Solfácil accesses money for credit financing in capital markets by selling debentures that the company issues in the market. For the lines aimed at individuals and companies, the startup raises money in the market through the green FIDC (a type of fund composed of receivables of different kinds of issuers widely used in the Brazilian credit market) that it has launched.
But for the line focused on agribusiness, Carrara says there is the possibility of raising credit through other instruments, such as Certificates of Agribusiness Receivables (CRA), which are fixed-income securities backed by receivables originated from businesses between rural producers. “It is an incentivized line. It doesn’t change much for the consumer, but it is a market funding that can give more efficiency to this operation.”
The difference between the credit offered by Solfácil for companies, individuals, and agribusinesses is in the ticket: for individuals, the line is up to BRL 200,000, and for small entrepreneurs, Solfácil finances up to BRL 500,000. For farmers, the funding ceiling has not yet been defined. “We are discussing some points, but it is a market that typically needs more grace period because the rural producer relies on the harvest, has an irregular working capital. It is important to give a grace period so that he can have a crop to pay during this period. We are discussing how to match amortization with crops and the securitization itself.”
Carrara says that the startup has grown about 20 times in volume of loans granted in the last year, originating BRL 60 million per month. From 30 people last year, the team has grown to 200 employees and should end 2022 with 460.

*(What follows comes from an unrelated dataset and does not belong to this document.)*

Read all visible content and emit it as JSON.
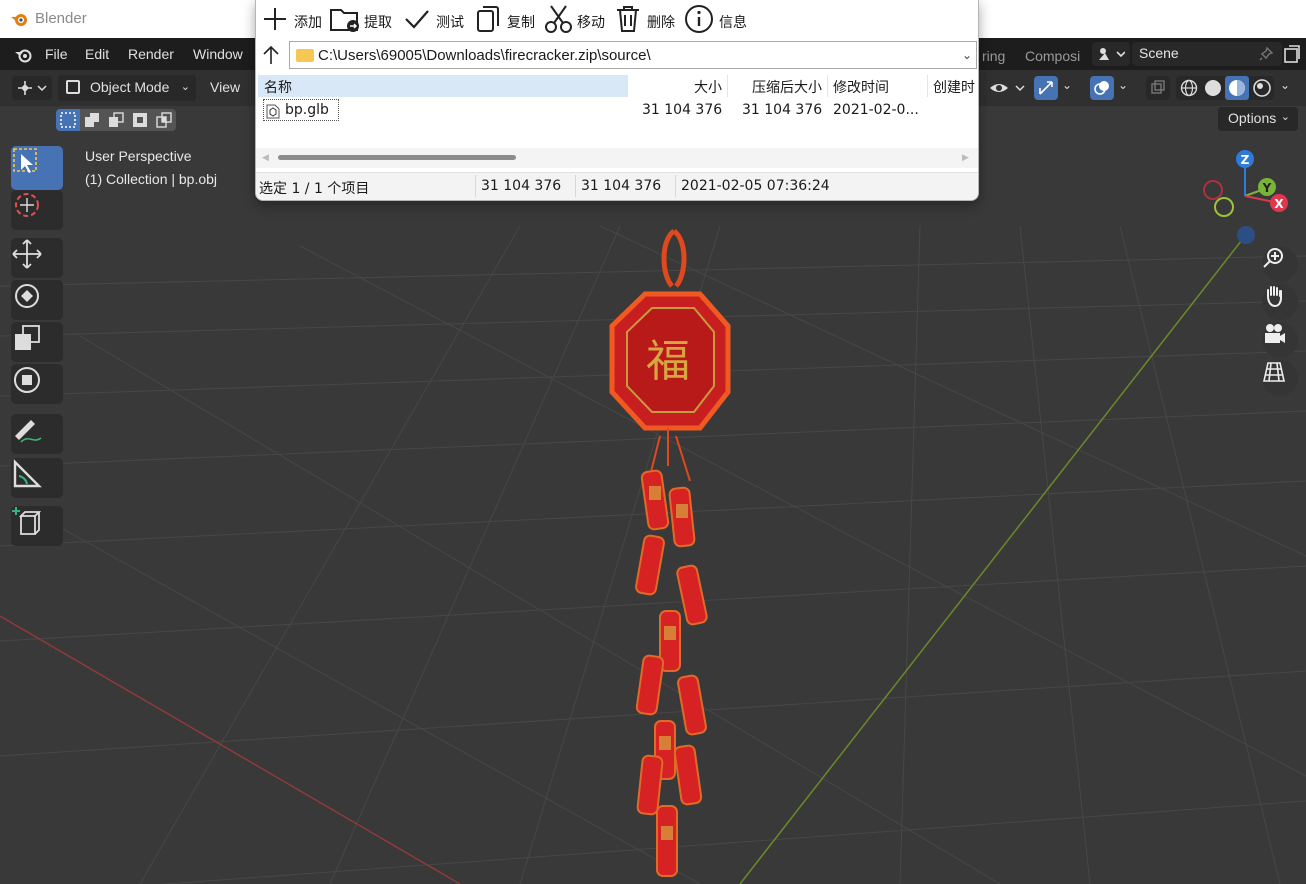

Solfácil expects to finance BRL 1 billion in 2021 and BRL 2.5 billion in 2022. “This year will be another year of almost 10-fold growth, much of it due to the launch of the business line and the rural line. The solar energy market is countercyclical; when the economy is doing badly, it grows because people think about reducing consumption and expenses [in this case, the electricity bill]”.